# EXERCISE AIM
Copy out the data so that nothing differs from the original.

# INPUT DATA
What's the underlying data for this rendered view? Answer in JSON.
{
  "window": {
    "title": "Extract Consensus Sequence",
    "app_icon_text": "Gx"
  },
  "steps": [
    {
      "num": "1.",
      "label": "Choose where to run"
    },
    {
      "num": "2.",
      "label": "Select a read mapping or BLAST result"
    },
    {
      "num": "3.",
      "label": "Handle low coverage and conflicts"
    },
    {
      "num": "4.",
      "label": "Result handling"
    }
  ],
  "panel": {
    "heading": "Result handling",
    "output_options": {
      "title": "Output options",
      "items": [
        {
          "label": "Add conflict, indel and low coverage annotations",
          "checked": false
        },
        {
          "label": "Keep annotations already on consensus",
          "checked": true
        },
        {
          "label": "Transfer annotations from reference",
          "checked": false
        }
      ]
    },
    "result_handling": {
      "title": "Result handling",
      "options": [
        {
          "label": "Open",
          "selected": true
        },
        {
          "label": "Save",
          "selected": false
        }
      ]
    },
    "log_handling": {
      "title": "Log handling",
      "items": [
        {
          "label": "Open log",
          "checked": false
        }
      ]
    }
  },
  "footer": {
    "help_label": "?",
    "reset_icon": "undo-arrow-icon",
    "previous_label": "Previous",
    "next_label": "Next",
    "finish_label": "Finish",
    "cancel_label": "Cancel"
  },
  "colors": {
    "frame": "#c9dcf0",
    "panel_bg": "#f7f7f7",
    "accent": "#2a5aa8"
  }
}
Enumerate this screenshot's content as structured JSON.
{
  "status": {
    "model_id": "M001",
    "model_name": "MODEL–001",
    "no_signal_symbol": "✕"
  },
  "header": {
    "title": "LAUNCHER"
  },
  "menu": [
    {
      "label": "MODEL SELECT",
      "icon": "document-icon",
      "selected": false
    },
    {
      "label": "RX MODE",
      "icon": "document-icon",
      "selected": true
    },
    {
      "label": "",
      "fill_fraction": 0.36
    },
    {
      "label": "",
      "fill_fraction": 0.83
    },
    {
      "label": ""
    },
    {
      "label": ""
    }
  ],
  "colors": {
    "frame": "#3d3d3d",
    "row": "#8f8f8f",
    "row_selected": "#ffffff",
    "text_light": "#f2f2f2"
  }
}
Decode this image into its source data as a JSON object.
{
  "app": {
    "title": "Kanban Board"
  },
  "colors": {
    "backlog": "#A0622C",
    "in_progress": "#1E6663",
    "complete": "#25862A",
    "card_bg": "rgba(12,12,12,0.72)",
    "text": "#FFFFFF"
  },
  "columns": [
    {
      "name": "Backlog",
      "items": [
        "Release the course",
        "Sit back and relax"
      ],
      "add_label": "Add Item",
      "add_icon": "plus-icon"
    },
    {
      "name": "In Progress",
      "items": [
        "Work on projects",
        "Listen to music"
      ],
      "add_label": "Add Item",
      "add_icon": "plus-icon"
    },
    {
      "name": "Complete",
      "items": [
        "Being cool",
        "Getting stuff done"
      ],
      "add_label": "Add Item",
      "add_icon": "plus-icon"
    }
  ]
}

# YOUR RESPONSE
What's the underlying data for this rendered view? Answer in JSON.
{
  "window": {
    "title": "Extract Consensus Sequence",
    "app_icon_text": "Gx"
  },
  "steps": [
    {
      "num": "1.",
      "label": "Choose where to run"
    },
    {
      "num": "2.",
      "label": "Select a read mapping or BLAST result"
    },
    {
      "num": "3.",
      "label": "Handle low coverage and conflicts"
    },
    {
      "num": "4.",
      "label": "Result handling"
    }
  ],
  "panel": {
    "heading": "Result handling",
    "output_options": {
      "title": "Output options",
      "items": [
        {
          "label": "Add conflict, indel and low coverage annotations",
          "checked": false
        },
        {
          "label": "Keep annotations already on consensus",
          "checked": true
        },
        {
          "label": "Transfer annotations from reference",
          "checked": false
        }
      ]
    },
    "result_handling": {
      "title": "Result handling",
      "options": [
        {
          "label": "Open",
          "selected": true
        },
        {
          "label": "Save",
          "selected": false
        }
      ]
    },
    "log_handling": {
      "title": "Log handling",
      "items": [
        {
          "label": "Open log",
          "checked": false
        }
      ]
    }
  },
  "footer": {
    "help_label": "?",
    "reset_icon": "undo-arrow-icon",
    "previous_label": "Previous",
    "next_label": "Next",
    "finish_label": "Finish",
    "cancel_label": "Cancel"
  },
  "colors": {
    "frame": "#c9dcf0",
    "panel_bg": "#f7f7f7",
    "accent": "#2a5aa8"
  }
}
Enumerate this screenshot's content as structured JSON.
{
  "status": {
    "model_id": "M001",
    "model_name": "MODEL–001",
    "no_signal_symbol": "✕"
  },
  "header": {
    "title": "LAUNCHER"
  },
  "menu": [
    {
      "label": "MODEL SELECT",
      "icon": "document-icon",
      "selected": false
    },
    {
      "label": "RX MODE",
      "icon": "document-icon",
      "selected": true
    },
    {
      "label": "",
      "fill_fraction": 0.36
    },
    {
      "label": "",
      "fill_fraction": 0.83
    },
    {
      "label": ""
    },
    {
      "label": ""
    }
  ],
  "colors": {
    "frame": "#3d3d3d",
    "row": "#8f8f8f",
    "row_selected": "#ffffff",
    "text_light": "#f2f2f2"
  }
}
Decode this image into its source data as a JSON object.
{
  "app": {
    "title": "Kanban Board"
  },
  "colors": {
    "backlog": "#A0622C",
    "in_progress": "#1E6663",
    "complete": "#25862A",
    "card_bg": "rgba(12,12,12,0.72)",
    "text": "#FFFFFF"
  },
  "columns": [
    {
      "name": "Backlog",
      "items": [
        "Release the course",
        "Sit back and relax"
      ],
      "add_label": "Add Item",
      "add_icon": "plus-icon"
    },
    {
      "name": "In Progress",
      "items": [
        "Work on projects",
        "Listen to music"
      ],
      "add_label": "Add Item",
      "add_icon": "plus-icon"
    },
    {
      "name": "Complete",
      "items": [
        "Being cool",
        "Getting stuff done"
      ],
      "add_label": "Add Item",
      "add_icon": "plus-icon"
    }
  ]
}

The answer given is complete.